President's climate commitment
Today, I am honored to announce that I am signing, on behalf of Cornell University, the American University and College Presidents Climate Commitment. By this act, we commit to developing a plan for the university to achieve climate neutrality, in terms of greenhouse gas emissions, starting on our main campus in Ithaca, N.Y. Today's signature will allow the university to serve in a leadership position as a member of the Commitment's Leadership Circle.
There is no doubt that this undertaking enjoys broad interest throughout the campus community. It will require enormous efforts and a lot of creativity over the years and decades ahead. Cornell's undertaking, while momentous in its occasion, represents a continuation of a proud history of research, teaching and campus stewardship to reduce its environmental footprint, most notably through the success of the Lake Source Cooling project, building LEED certified housing for students on West Campus, and most recently the university's Combined Heat and Power Project.
Cornell is positioned to take a leadership role in sustainability education and research because of our tradition of collaboration across boundaries and the broad scope of our fields and colleges. For instance, faculty work together on fuel cell development, biomass/biofuels and alternate energy sources more generally; on soil health as well as animal and human health and medicine; on sustainable business practices and on water management; on integrated approaches to problems of sustainability in the developing world; and on sustainable design and building, indoor air quality, and environmental law.

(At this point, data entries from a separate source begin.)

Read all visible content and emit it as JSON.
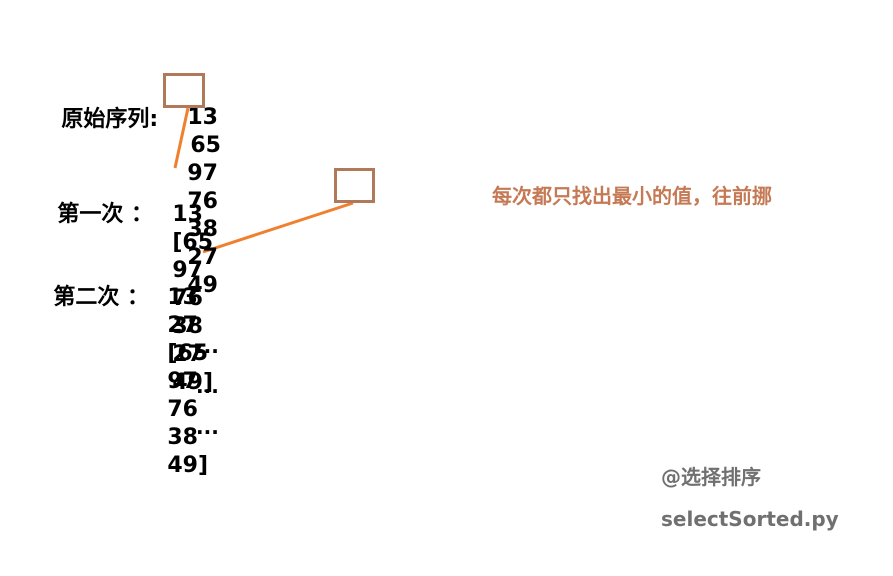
{
  "colors": {
    "highlight_box": "#b07a5a",
    "connector": "#f08030",
    "annotation": "#c57a55",
    "footer": "#707070",
    "text": "#000000"
  },
  "rows": [
    {
      "label": "原始序列:",
      "tokens": [
        "13",
        "65",
        "97",
        "76",
        "38",
        "27",
        "49"
      ],
      "bracket_open_index": null,
      "highlight_index": 0
    },
    {
      "label": "第一次 ：",
      "tokens": [
        "13",
        "[65",
        "97",
        "76",
        "38",
        "27",
        "49]"
      ],
      "highlight_index": 5
    },
    {
      "label": "第二次 ：",
      "tokens": [
        "13",
        "27",
        "[65",
        "97",
        "76",
        "38",
        "49]"
      ],
      "highlight_index": null
    }
  ],
  "ellipsis": [
    "...",
    "...",
    "..."
  ],
  "annotation": "每次都只找出最小的值，往前挪",
  "footer": {
    "title": "@选择排序",
    "filename": "selectSorted.py"
  }
}
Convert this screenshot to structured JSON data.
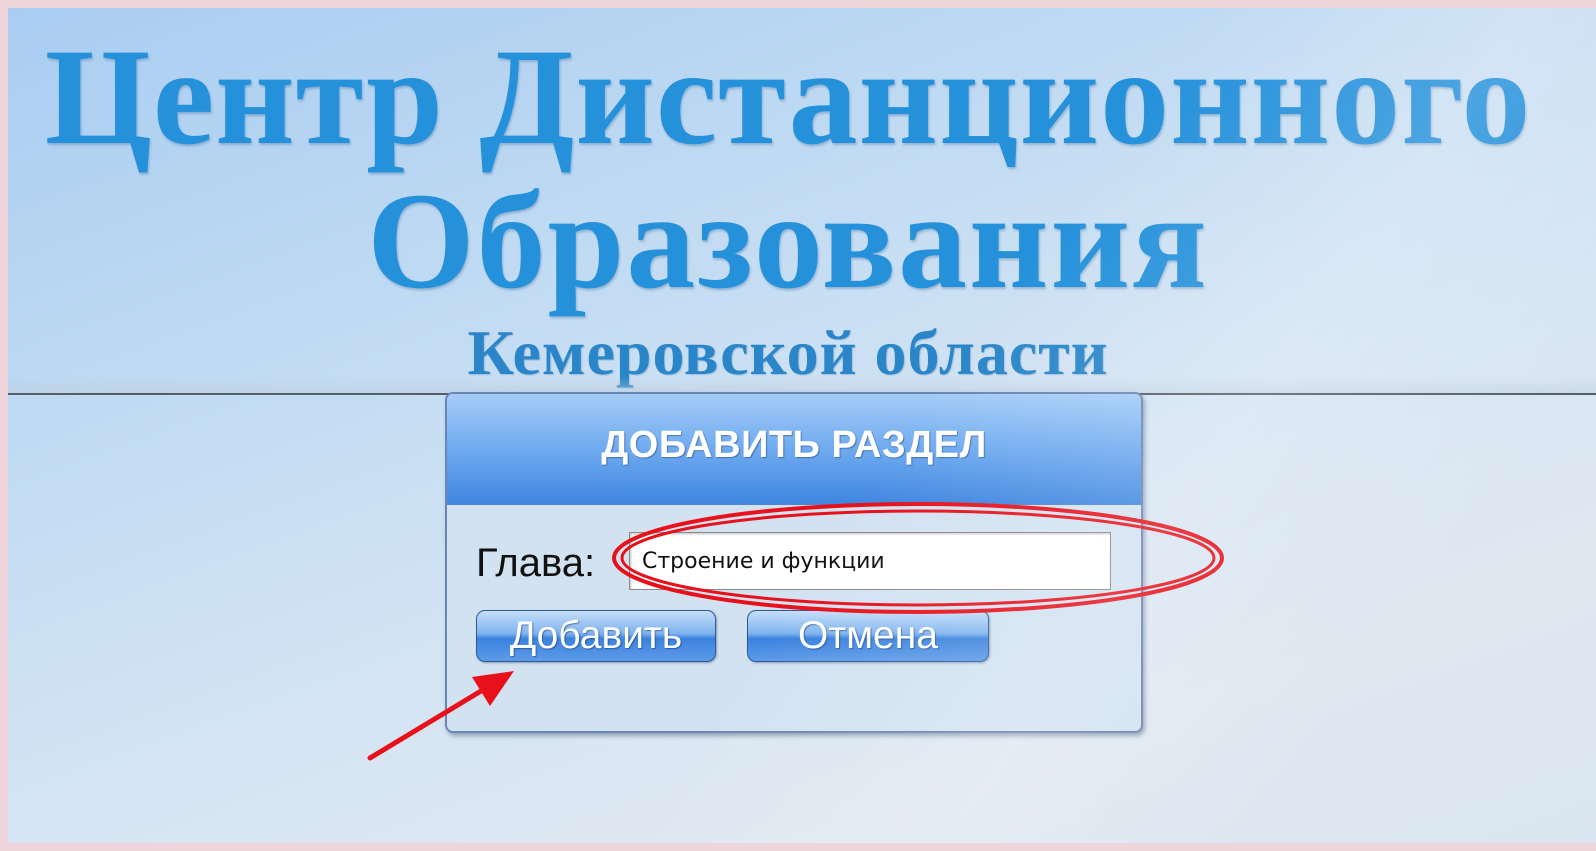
{
  "header": {
    "title_line1": "Центр Дистанционного",
    "title_line2": "Образования",
    "title_line3": "Кемеровской области"
  },
  "dialog": {
    "title": "ДОБАВИТЬ РАЗДЕЛ",
    "field_label": "Глава:",
    "field_value": "Строение и функции",
    "add_label": "Добавить",
    "cancel_label": "Отмена"
  },
  "annotations": {
    "ellipse_color": "#e8101a",
    "arrow_color": "#e8101a"
  },
  "colors": {
    "title": "#2591db",
    "dialog_header": "#4a8de2",
    "background": "#c3dcf3"
  }
}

Because there are no real cost-effective solutions to achieve climate neutrality today, a strong emphasis on education and research, coupled with the willingness to make the tough decisions now, will produce meaningful answers for tomorrow. The complexity of the challenge we assume today, which has been of such widespread concern throughout our community, will require all of our energies and wisdom. While today's announcement is about the quality of the stewardship of our university, we should not lose sight that Cornell's education and research already contribute to society's capacity to protect the environment. And, by pursuing in tandem these three facets of our work on sustainability, we will add fresh momentum and foster the kind of innovations that occur when looking beyond the traditional disciplinary boundaries.
We will use our leadership opportunity to encourage more public and private investments in investigations that will yield better understanding of the underlying science and, therefore, better approaches to the problems. By signing the Presidents Climate Commitment, Cornell is embarking on an important journey to do its part to address global climate change and to make American campuses more sustainable. By working together, we can make a difference for Cornell and for the world at large.
I applaud the determination of our student body, the dedication of our staff and the path-finding work of our faculty, all of whom contributed to making this decision possible. In particular, I commend the KyotoNOW! students and other members of the Ad Hoc Committee for President's Climate Commitment, headed by Stephen Golding, executive vice president for finance and administration, and Carolyn Ainslie, vice president for planning and budget. Their timely and diligent work, and their commitment, are evident in the results of their labors.
Now, let us turn our attention to the hard work at hand. In the months ahead, I will be consulting with members of the community as we proceed with the planning process that is required to successfully achieve climate neutrality across our great institution, starting on campus in Ithaca, N.Y.
David J. Skorton